Interest rates have been kept on hold
The Reserve Bank has granted Australia's borrowers a reprieve, leaving interest rates unchanged for a fifth month as inflation remains subdued even as the economy gathers pace. The dollar sank on the news.
The central bank left its key cash rate at 4.5 per cent, defying widespread expectations that it would increase it to 4.75 per cent.
Holders of a typical $300,000 mortgage are already paying $300 a month more than they were a year ago, when the RBA began the first of six rate rises to bring borrowing costs back towards their long-term levels as the economy bounced back.
The reprieve for borrowers may be short-lived, though, with the big commercial banks flagging their intention to pass on rising funding costs in the form of higher interest rates - perhaps as early as today.
And the prospect of an official rate rise still looms after the RBA hinted strongly last month it will use rate rises to combat inflation pressures from the booming commodity export sector. Inflation figures for the September quarter are due on October 27, just days before the central bank's next interest rate meeting.

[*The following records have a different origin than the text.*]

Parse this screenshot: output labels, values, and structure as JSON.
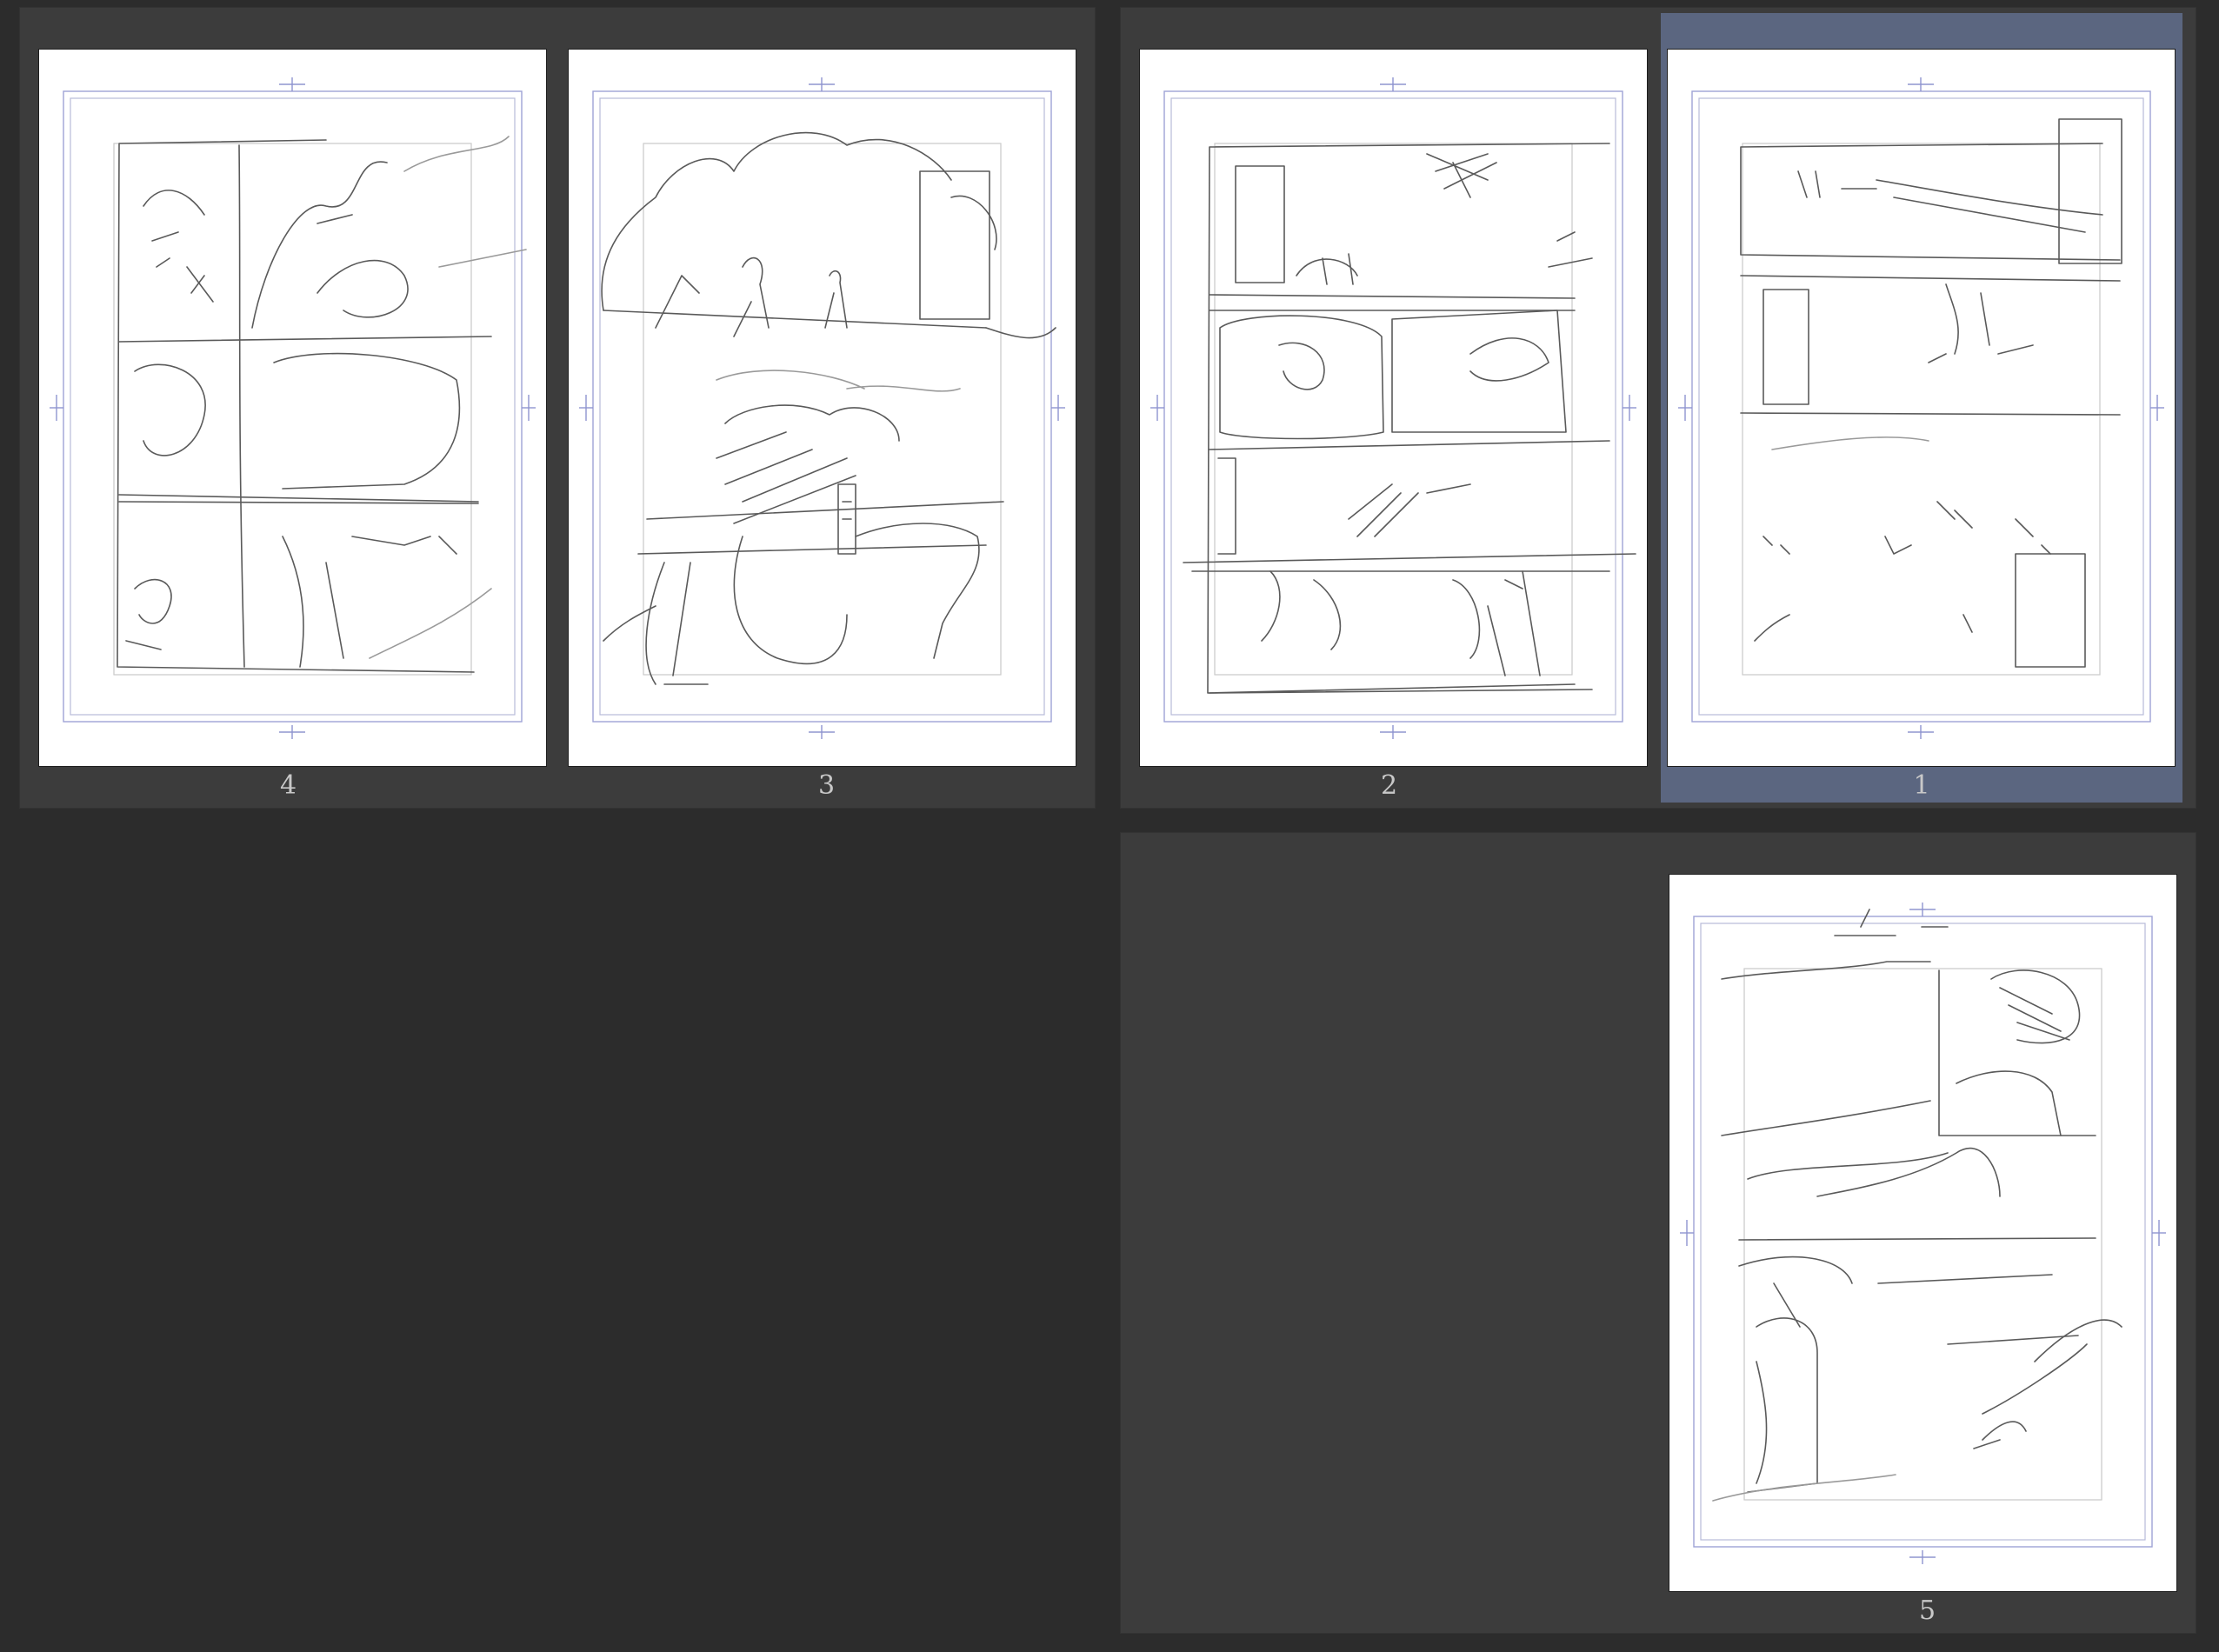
{
  "spreads": [
    {
      "id": "spread-4-3",
      "pages": [
        {
          "number": "4"
        },
        {
          "number": "3"
        }
      ]
    },
    {
      "id": "spread-2-1",
      "pages": [
        {
          "number": "2"
        },
        {
          "number": "1",
          "selected": true
        }
      ]
    },
    {
      "id": "spread-5",
      "pages": [
        {
          "number": "5"
        }
      ]
    }
  ],
  "colors": {
    "workspace": "#2c2c2c",
    "spread": "#3c3c3c",
    "selection": "#5b6680",
    "paper": "#ffffff",
    "guide": "#9ea3d6"
  }
}
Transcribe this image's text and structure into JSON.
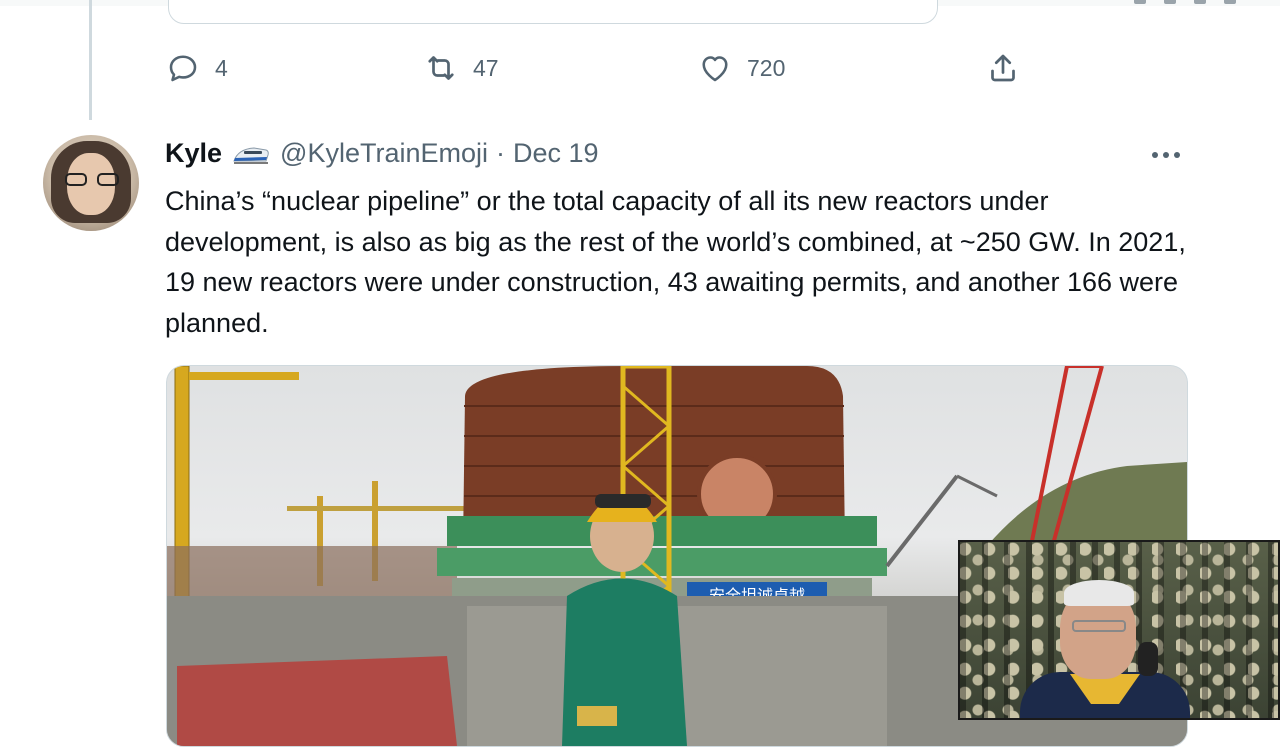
{
  "previous_tweet": {
    "actions": {
      "reply_count": "4",
      "retweet_count": "47",
      "like_count": "720"
    }
  },
  "tweet": {
    "author_name": "Kyle",
    "handle": "@KyleTrainEmoji",
    "separator": "·",
    "date": "Dec 19",
    "text": "China’s “nuclear pipeline” or the total capacity of all its new reactors under development, is also as big as the rest of the world’s combined, at ~250 GW. In 2021, 19 new reactors were under construction, 43 awaiting permits, and another 166 were planned.",
    "photo_sign_text": "安全坦诚卓越"
  },
  "icons": {
    "reply": "speech-bubble-icon",
    "retweet": "retweet-arrows-icon",
    "like": "heart-icon",
    "share": "share-upload-icon",
    "more": "ellipsis-icon",
    "name_badge": "bullet-train-emoji"
  },
  "colors": {
    "secondary_text": "#536471",
    "primary_text": "#0f1419",
    "border": "#cfd9de"
  }
}
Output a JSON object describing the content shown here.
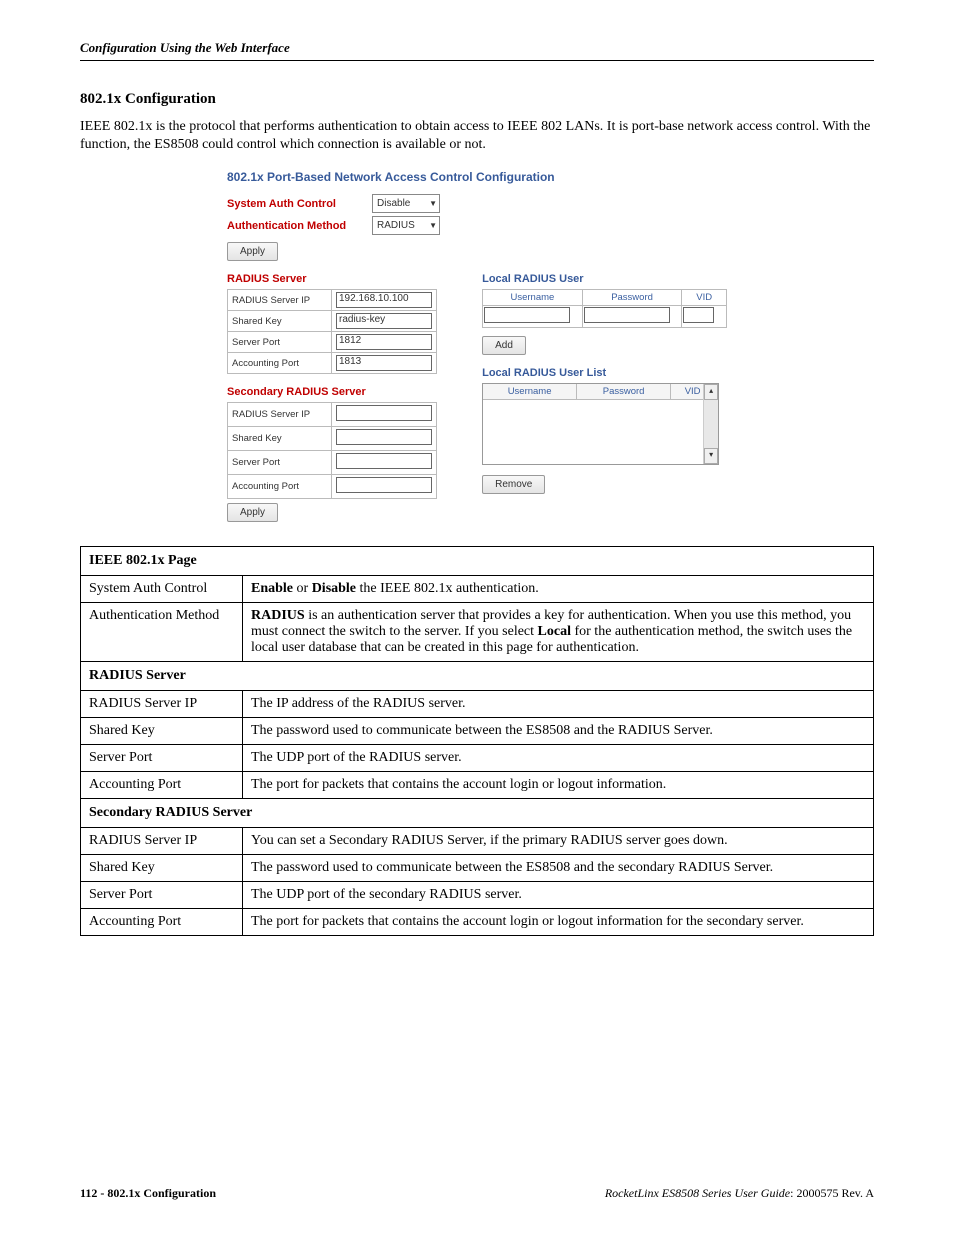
{
  "header": {
    "breadcrumb": "Configuration Using the Web Interface"
  },
  "section": {
    "heading": "802.1x Configuration",
    "intro": "IEEE 802.1x is the protocol that performs authentication to obtain access to IEEE 802 LANs. It is port-base network access control. With the function, the ES8508 could control which connection is available or not."
  },
  "screenshot": {
    "title": "802.1x Port-Based Network Access Control Configuration",
    "sysAuthLabel": "System Auth Control",
    "sysAuthValue": "Disable",
    "authMethodLabel": "Authentication Method",
    "authMethodValue": "RADIUS",
    "applyBtn": "Apply",
    "radiusServer": {
      "head": "RADIUS Server",
      "rows": [
        {
          "label": "RADIUS Server IP",
          "value": "192.168.10.100"
        },
        {
          "label": "Shared Key",
          "value": "radius-key"
        },
        {
          "label": "Server Port",
          "value": "1812"
        },
        {
          "label": "Accounting Port",
          "value": "1813"
        }
      ]
    },
    "secondaryRadius": {
      "head": "Secondary RADIUS Server",
      "rows": [
        {
          "label": "RADIUS Server IP",
          "value": ""
        },
        {
          "label": "Shared Key",
          "value": ""
        },
        {
          "label": "Server Port",
          "value": ""
        },
        {
          "label": "Accounting Port",
          "value": ""
        }
      ]
    },
    "localUser": {
      "head": "Local RADIUS User",
      "cols": [
        "Username",
        "Password",
        "VID"
      ],
      "addBtn": "Add"
    },
    "localUserList": {
      "head": "Local RADIUS User List",
      "cols": [
        "Username",
        "Password",
        "VID"
      ],
      "removeBtn": "Remove"
    }
  },
  "table": {
    "header": "IEEE 802.1x Page",
    "rows": [
      {
        "label": "System Auth Control",
        "desc_html": "<b>Enable</b> or <b>Disable</b> the IEEE 802.1x authentication."
      },
      {
        "label": "Authentication Method",
        "desc_html": "<b>RADIUS</b> is an authentication server that provides a key for authentication. When you use this method, you must connect the switch to the server. If you select <b>Local</b> for the authentication method, the switch uses the local user database that can be created in this page for authentication."
      }
    ],
    "section1": {
      "head": "RADIUS Server",
      "rows": [
        {
          "label": "RADIUS Server IP",
          "desc": "The IP address of the RADIUS server."
        },
        {
          "label": "Shared Key",
          "desc": "The password used to communicate between the ES8508 and the RADIUS Server."
        },
        {
          "label": "Server Port",
          "desc": "The UDP port of the RADIUS server."
        },
        {
          "label": "Accounting Port",
          "desc": "The port for packets that contains the account login or logout information."
        }
      ]
    },
    "section2": {
      "head": "Secondary RADIUS Server",
      "rows": [
        {
          "label": "RADIUS Server IP",
          "desc": "You can set a Secondary RADIUS Server, if the primary RADIUS server goes down."
        },
        {
          "label": "Shared Key",
          "desc": "The password used to communicate between the ES8508 and the secondary RADIUS Server."
        },
        {
          "label": "Server Port",
          "desc": "The UDP port of the secondary RADIUS server."
        },
        {
          "label": "Accounting Port",
          "desc": "The port for packets that contains the account login or logout information for the secondary server."
        }
      ]
    }
  },
  "footer": {
    "pageLabel": "112 - 802.1x Configuration",
    "guideTitle": "RocketLinx ES8508 Series  User Guide",
    "revision": ": 2000575 Rev. A"
  }
}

The Australian dollar shed almost three-quarters of a US cent on the news as investors pared back their expectations of higher rates ahead. It traded recently at just over 96 US cents.